A member of the Dominican order, Schönborn comes from a family of Bohemian nobility that gave him a sense of “noblesse oblige.” Pope John Paul signaled his respect for him by making him the editor of the new church catechism issued in the 1990s.
Angelo Scola (Italian),
born Nov. 7, 1941
Venice’s Scola is the first cardinal from Communion and Liberation, one of the conservative church movements that have enjoyed special support under John Paul. Promoted in 2003, he is regarded as an open-minded conservative and a good administrator.
Scola, who is fluent in English after studying at the Catholic University of America in Washington, D.C., was a professor and rector at the Lateran University. In 1995, he became head of its John Paul II Institute on Marriage and the Family.

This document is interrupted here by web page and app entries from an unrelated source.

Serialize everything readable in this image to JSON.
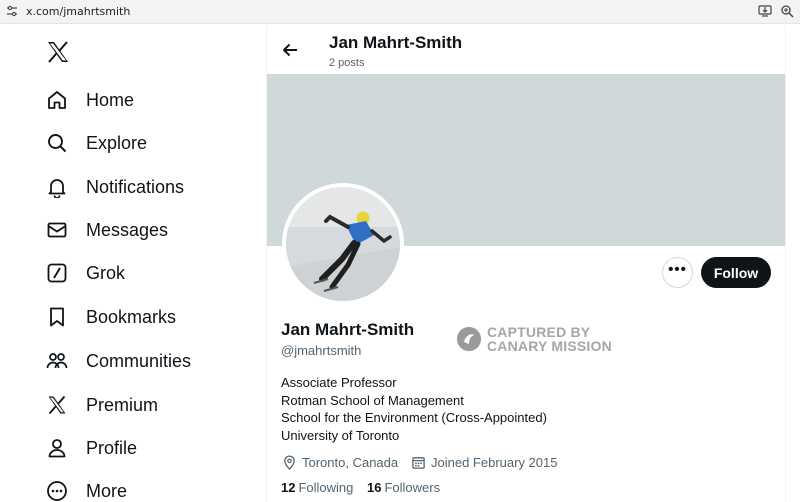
{
  "browser": {
    "url": "x.com/jmahrtsmith",
    "icons": [
      "site-settings-icon",
      "install-icon",
      "zoom-icon"
    ]
  },
  "sidebar": {
    "logo": "x-logo-icon",
    "items": [
      {
        "label": "Home",
        "icon": "home-icon"
      },
      {
        "label": "Explore",
        "icon": "search-icon"
      },
      {
        "label": "Notifications",
        "icon": "bell-icon"
      },
      {
        "label": "Messages",
        "icon": "envelope-icon"
      },
      {
        "label": "Grok",
        "icon": "grok-icon"
      },
      {
        "label": "Bookmarks",
        "icon": "bookmark-icon"
      },
      {
        "label": "Communities",
        "icon": "communities-icon"
      },
      {
        "label": "Premium",
        "icon": "x-premium-icon"
      },
      {
        "label": "Profile",
        "icon": "person-icon"
      },
      {
        "label": "More",
        "icon": "more-circle-icon"
      }
    ]
  },
  "header": {
    "name": "Jan Mahrt-Smith",
    "posts": "2 posts"
  },
  "profile": {
    "name": "Jan Mahrt-Smith",
    "handle": "@jmahrtsmith",
    "follow_label": "Follow",
    "more_label": "•••",
    "bio": [
      "Associate Professor",
      "Rotman School of Management",
      "School for the Environment (Cross-Appointed)",
      "University of Toronto"
    ],
    "location": "Toronto, Canada",
    "joined": "Joined February 2015",
    "following_count": "12",
    "following_label": "Following",
    "followers_count": "16",
    "followers_label": "Followers"
  },
  "watermark": {
    "line1": "CAPTURED BY",
    "line2": "CANARY MISSION"
  },
  "colors": {
    "banner": "#cfd9da",
    "follow_button": "#0f1419",
    "secondary_text": "#536471"
  }
}
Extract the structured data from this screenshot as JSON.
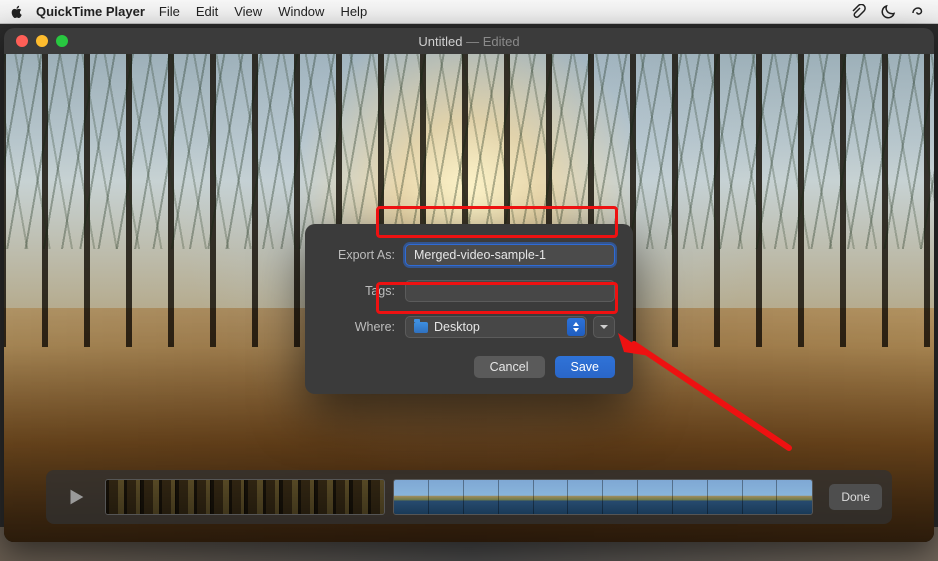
{
  "menubar": {
    "app_name": "QuickTime Player",
    "items": [
      "File",
      "Edit",
      "View",
      "Window",
      "Help"
    ]
  },
  "window": {
    "title": "Untitled",
    "title_suffix": " — Edited"
  },
  "dialog": {
    "export_as_label": "Export As:",
    "export_as_value": "Merged-video-sample-1",
    "tags_label": "Tags:",
    "tags_value": "",
    "where_label": "Where:",
    "where_value": "Desktop",
    "cancel_label": "Cancel",
    "save_label": "Save"
  },
  "controls": {
    "done_label": "Done"
  }
}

He is said to have helped draft recent encyclicals in which the pope restated his strong defense of traditional Catholic teaching on moral issues.
Dionigi Tettamanzi (Italian),
born March 14, 1934
Tettamanzi, who heads the powerful archdiocese of Milan, tops the list of Italian favorites.
An intellectual, former seminary rector and prolific writer who helped Pope John Paul compose some of his encyclicals, the “little Lombard” has a lot of friends and few enemies.
A theological conservative, he firmly backed Pope Paul VI’s 1968 encyclical “Humanae Vitae” banning artificial birth control.
Before moving to Milan, he was archbishop of Genoa and also served as head of the Italian bishops’ conference.
Tettamanzi defended anti-globalization protesters during a G8 summit in 2001 and has championed the fight against AIDS in Africa. Unusual for a cardinal, he is not a linguist and has not traveled much outside Italy.